- Improving 360-degree visibility and mapping of important business services
- Process standardization and documentation: Taking advantage of BPMN modeling tools to standardize and document important business processes and interdependencies, so business and IT teams have a holistic view into all stages of work and the context of that work in relation to other important business processes. This approach helps ensure that operations are consistent and efficient, reducing the risk of errors and disruptions.
- Testing impact tolerance for a range of scenarios
- Building test scenarios to identify risks: Building, testing, and documenting scenarios for existing or planned processes to identify the risks and “intolerable levels of harm” unique to each firm.
- Building test scenarios to illustrate impact tolerance: Building, testing, and documenting scenarios that illustrate the impact tolerance unique to each firm.
- Improving processes and re-testing: Using agile tools to collaboratively and iteratively test and address vulnerabilities identified in test scenarios, modify existing processes, design new processes, and re-test scenarios.
- Applying real-time alerts
- Identifying incidents or potential incidents: Customizing processes to alert senior management of a potential or actual disruption.
- Reminders for reporting: Customizing processes to remind senior management to update mapping and testing annually or when processes and interdependencies change.
- Efficiently controlling complex work from end to end
- Orchestrating and executing work: Logically orchestrating and executing multiple process endpoints from end-to-end, including work that involves both human and automated tasks.
- Scaling work: Coordinating and scaling tasks, systems, and important business services for high-volume transactions, transaction spikes, and redundant operations.
- Continually monitoring and improving work: Using granular reporting to review disparate process automation activities in one, centralized place, and identify opportunities for improvement.
Camunda helps banks simplify compliance and be more operationally resilient
Under these new regulations, banks need to identify and respond quickly to incidents. Camunda helps banking leaders improve operational resiliency with capabilities that include:
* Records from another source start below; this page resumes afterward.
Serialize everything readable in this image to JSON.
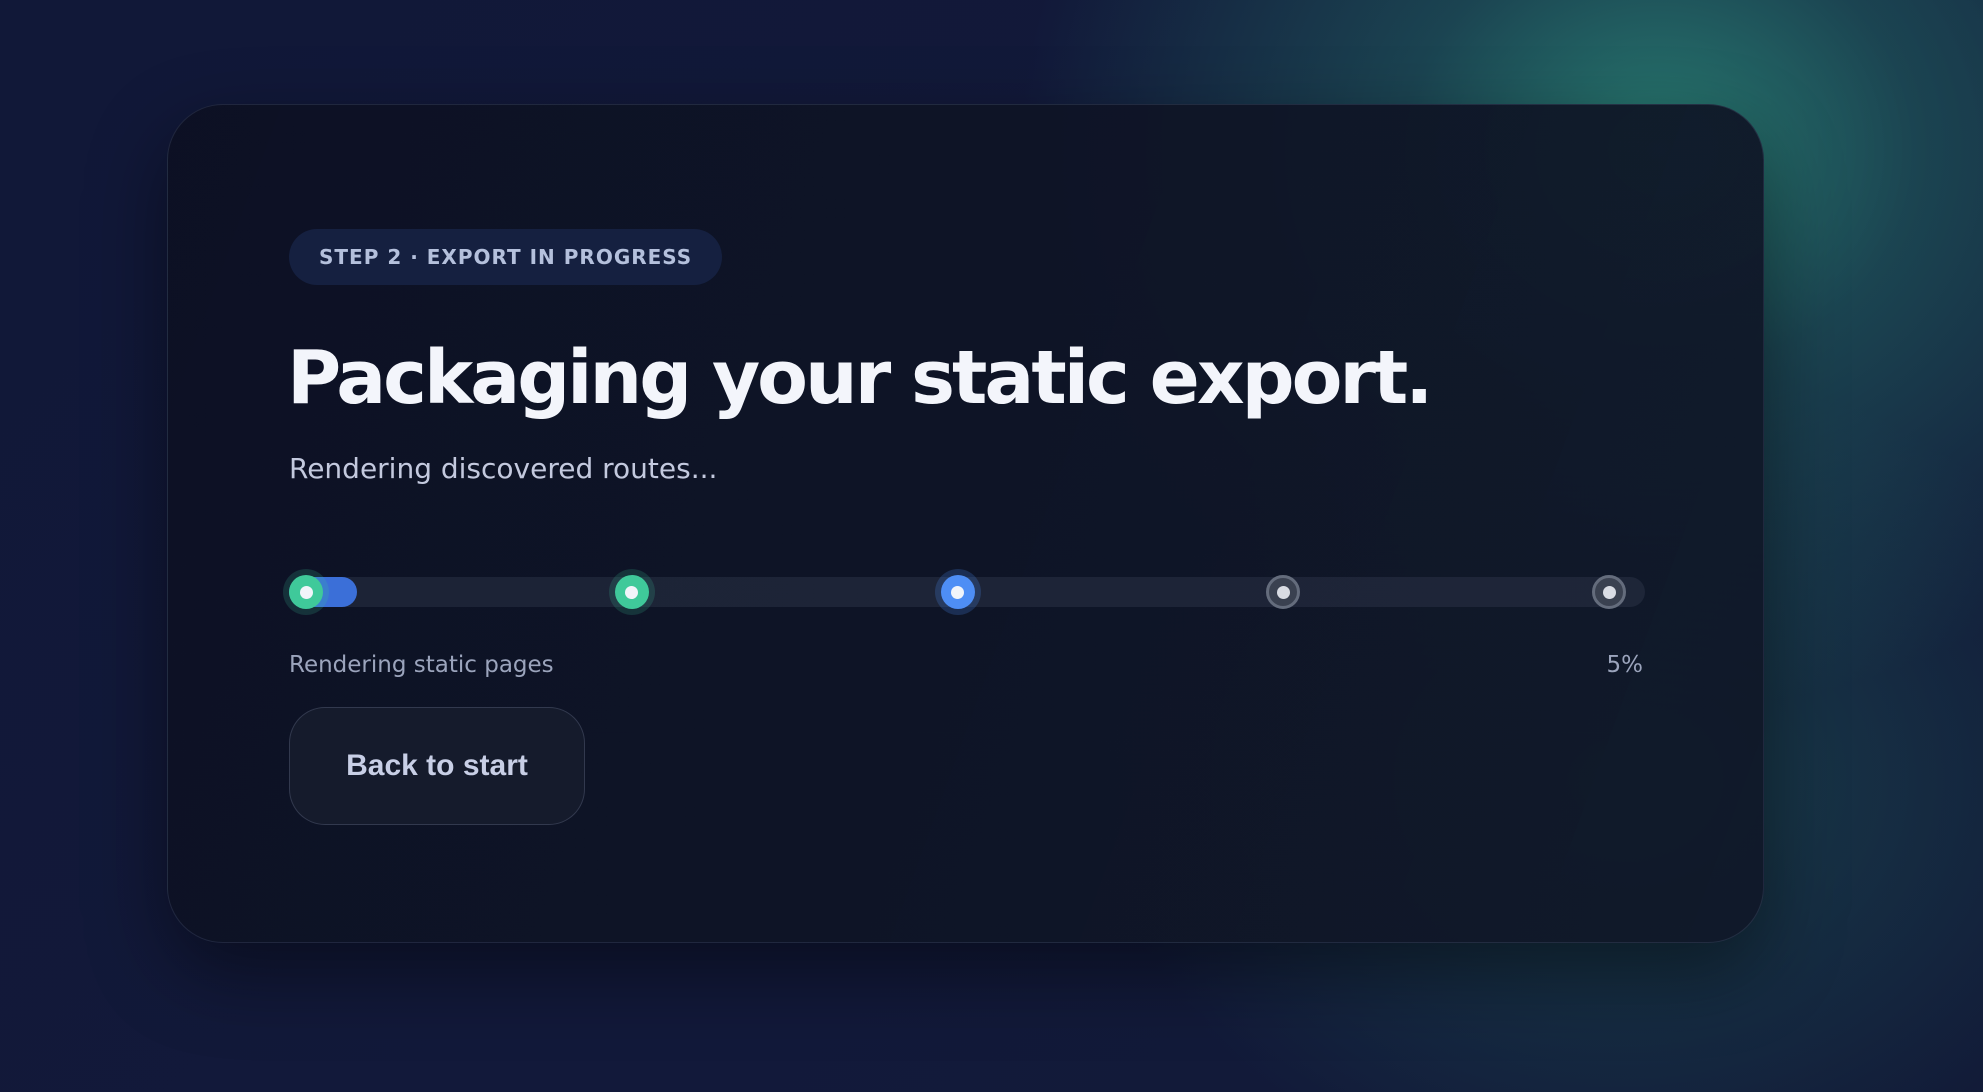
{
  "badge": "STEP 2 · EXPORT IN PROGRESS",
  "title": "Packaging your static export.",
  "subtitle": "Rendering discovered routes...",
  "progress": {
    "percent_label": "5%",
    "value_percent": 5,
    "stage_label": "Rendering static pages",
    "steps": [
      {
        "state": "done"
      },
      {
        "state": "done"
      },
      {
        "state": "active"
      },
      {
        "state": "pending"
      },
      {
        "state": "pending"
      }
    ]
  },
  "actions": {
    "back_label": "Back to start"
  },
  "colors": {
    "done": "#3fc99a",
    "active": "#4e8ef5",
    "pending": "#646c7c",
    "fill": "#3b6fd8"
  }
}
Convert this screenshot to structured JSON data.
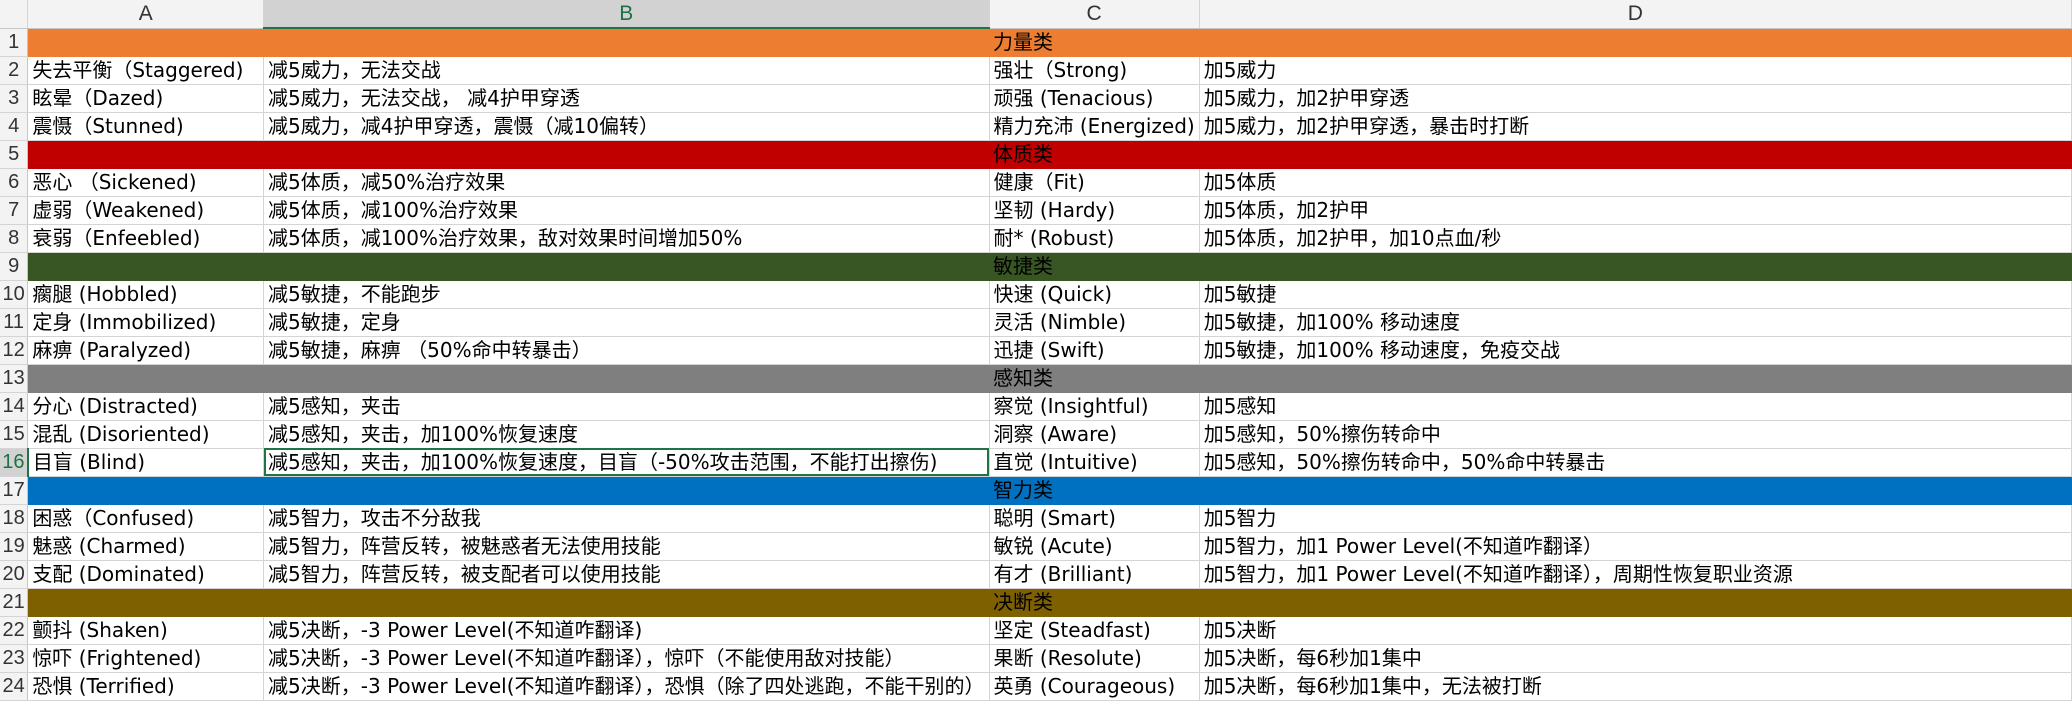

- A 360-degree view to identify important business services, understand the context in which they operate, and monitor their health in real time
- Heat maps to visualize and evaluate process performance
- Developer-friendly open architecture that makes it easy to build, implement, and modify testing scenarios and processes, so you can develop the solutions you need faster
- Support of BPMN and DMN modeling standards to help business and IT teams collaborate more effectively
- Process orchestration that can automate complex workflows from event streams, legacy systems, third-party integrations, and human tasks
- Cloud-native workflow engine that can handle concurrent, high-volume, business-critical work
Ultimately, the new regulations can be viewed as a mandated cost, or they can become the driving force to accelerate and modernize how you do business. “Don’t just look at regulatory compliance as an imperative,” advises Daniel; “… look at it as a strategic opportunity to differentiate your firm; to invest in serving customers, stakeholders, and markets better and more efficiently.”
Learn how Camunda can help your business
Clients are integrating Camunda with legacy systems to help prioritize areas for modernization and iteratively update processes that may jeopardize resiliency. They are also using Camunda’s process orchestration capabilities on a wider scale across the enterprise to reduce risk, improve accuracy of work, provide seamless customer experiences, and streamline product development – boosting their cost-effectiveness and speeding time to market.
Visit our financial services page to learn how Camunda’s process orchestration capabilities can help you be more resilient, and learn more about why process orchestration plays a key role in implementing complex compliance initiatives such as T+1 migration.